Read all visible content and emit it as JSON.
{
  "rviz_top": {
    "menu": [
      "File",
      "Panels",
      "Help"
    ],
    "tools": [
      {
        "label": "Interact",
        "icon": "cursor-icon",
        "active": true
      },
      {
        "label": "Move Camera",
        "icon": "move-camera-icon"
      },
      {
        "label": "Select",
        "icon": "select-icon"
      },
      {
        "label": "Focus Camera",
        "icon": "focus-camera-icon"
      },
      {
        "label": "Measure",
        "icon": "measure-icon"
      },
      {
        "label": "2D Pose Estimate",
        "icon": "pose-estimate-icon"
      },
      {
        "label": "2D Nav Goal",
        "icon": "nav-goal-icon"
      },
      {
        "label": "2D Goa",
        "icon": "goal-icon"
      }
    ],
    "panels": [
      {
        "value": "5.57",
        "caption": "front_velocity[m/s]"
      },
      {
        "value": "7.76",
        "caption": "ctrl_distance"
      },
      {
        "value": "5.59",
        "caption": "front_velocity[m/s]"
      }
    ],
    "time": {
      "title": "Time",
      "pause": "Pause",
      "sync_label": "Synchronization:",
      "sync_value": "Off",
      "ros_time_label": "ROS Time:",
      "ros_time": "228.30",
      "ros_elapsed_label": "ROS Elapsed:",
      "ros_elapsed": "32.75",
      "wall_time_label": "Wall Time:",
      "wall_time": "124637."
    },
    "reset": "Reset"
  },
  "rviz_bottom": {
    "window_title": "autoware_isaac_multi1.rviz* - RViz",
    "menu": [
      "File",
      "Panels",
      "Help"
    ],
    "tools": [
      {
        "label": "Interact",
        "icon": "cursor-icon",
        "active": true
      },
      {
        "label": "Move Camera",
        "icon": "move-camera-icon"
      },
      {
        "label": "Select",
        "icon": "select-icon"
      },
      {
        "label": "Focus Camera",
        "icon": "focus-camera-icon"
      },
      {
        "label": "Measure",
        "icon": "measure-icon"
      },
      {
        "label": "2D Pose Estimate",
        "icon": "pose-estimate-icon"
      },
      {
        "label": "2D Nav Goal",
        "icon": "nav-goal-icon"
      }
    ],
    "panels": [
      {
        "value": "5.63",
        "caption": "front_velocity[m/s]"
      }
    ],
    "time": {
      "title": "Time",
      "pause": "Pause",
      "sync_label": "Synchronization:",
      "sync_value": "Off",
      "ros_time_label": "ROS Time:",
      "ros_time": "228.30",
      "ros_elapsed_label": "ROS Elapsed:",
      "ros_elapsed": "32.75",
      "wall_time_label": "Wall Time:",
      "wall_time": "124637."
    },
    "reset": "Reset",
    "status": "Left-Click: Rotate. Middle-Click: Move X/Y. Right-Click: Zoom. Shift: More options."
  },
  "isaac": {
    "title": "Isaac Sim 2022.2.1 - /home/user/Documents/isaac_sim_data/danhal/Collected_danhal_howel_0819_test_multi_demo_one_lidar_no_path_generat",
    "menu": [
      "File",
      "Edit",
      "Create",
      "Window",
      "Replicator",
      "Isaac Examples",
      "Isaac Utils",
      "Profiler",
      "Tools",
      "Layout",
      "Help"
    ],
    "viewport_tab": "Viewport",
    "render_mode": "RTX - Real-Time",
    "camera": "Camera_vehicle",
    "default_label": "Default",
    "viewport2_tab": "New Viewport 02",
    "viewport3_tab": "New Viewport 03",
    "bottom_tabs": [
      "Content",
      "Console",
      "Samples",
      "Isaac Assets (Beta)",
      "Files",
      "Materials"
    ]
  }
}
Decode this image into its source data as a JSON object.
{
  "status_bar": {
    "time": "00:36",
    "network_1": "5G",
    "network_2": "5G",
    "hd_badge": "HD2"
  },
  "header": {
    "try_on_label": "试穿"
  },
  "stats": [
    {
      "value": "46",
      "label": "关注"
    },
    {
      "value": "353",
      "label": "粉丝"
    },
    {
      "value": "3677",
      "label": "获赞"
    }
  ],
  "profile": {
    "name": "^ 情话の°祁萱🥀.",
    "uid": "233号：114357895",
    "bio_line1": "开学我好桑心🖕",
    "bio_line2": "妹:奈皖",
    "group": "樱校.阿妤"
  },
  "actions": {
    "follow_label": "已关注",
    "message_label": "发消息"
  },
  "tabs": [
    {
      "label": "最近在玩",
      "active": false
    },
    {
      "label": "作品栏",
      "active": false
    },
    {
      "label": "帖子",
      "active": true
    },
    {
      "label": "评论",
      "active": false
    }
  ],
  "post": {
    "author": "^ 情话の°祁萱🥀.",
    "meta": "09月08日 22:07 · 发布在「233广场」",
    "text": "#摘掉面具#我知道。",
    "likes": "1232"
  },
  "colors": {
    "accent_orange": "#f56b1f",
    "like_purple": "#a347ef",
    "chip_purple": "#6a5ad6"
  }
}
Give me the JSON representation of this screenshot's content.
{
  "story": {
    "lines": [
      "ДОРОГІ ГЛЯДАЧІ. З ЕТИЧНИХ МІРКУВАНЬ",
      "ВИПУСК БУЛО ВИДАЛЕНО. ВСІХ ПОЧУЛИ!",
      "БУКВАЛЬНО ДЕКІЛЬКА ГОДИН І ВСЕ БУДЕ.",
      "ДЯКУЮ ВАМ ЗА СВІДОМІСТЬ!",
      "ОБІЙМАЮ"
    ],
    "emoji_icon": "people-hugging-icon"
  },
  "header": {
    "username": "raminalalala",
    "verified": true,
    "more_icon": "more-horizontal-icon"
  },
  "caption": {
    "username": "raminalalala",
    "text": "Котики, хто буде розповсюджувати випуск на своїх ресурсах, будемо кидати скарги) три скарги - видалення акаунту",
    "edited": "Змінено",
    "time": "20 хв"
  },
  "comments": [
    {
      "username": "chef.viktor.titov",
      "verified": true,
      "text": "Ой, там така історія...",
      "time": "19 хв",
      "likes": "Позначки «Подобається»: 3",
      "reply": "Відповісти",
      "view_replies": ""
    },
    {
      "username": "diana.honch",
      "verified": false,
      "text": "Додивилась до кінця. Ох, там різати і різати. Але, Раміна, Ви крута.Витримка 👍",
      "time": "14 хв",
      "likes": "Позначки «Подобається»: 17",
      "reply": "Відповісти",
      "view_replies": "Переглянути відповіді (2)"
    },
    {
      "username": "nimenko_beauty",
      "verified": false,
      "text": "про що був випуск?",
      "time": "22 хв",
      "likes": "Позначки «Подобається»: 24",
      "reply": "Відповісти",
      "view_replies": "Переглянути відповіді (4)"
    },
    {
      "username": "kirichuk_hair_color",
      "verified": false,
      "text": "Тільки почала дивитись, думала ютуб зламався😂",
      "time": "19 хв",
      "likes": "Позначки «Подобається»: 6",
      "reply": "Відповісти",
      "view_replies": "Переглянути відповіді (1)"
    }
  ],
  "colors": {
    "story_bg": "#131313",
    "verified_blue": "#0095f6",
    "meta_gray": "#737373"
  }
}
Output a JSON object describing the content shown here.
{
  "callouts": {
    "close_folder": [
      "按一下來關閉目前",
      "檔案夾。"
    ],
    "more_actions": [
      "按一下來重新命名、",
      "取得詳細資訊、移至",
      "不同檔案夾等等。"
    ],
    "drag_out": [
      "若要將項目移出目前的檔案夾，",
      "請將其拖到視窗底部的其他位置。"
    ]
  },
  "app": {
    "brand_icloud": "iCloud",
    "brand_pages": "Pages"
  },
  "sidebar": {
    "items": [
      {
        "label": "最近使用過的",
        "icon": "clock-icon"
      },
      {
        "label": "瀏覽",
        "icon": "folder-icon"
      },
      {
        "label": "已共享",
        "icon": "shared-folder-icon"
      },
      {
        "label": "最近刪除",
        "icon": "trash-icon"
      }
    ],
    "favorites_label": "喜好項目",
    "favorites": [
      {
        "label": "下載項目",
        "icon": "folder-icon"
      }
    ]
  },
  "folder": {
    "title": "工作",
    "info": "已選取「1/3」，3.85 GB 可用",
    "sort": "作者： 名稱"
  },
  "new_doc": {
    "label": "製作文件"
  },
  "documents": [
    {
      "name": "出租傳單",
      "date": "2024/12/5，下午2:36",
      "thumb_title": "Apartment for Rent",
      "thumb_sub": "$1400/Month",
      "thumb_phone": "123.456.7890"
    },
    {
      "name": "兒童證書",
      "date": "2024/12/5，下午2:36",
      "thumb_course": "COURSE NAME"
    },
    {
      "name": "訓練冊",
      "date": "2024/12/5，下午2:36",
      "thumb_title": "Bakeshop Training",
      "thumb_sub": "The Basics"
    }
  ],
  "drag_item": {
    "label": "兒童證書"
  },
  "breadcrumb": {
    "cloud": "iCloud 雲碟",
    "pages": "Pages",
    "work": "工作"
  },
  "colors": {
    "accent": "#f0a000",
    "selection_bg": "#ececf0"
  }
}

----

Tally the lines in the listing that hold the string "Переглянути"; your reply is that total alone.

3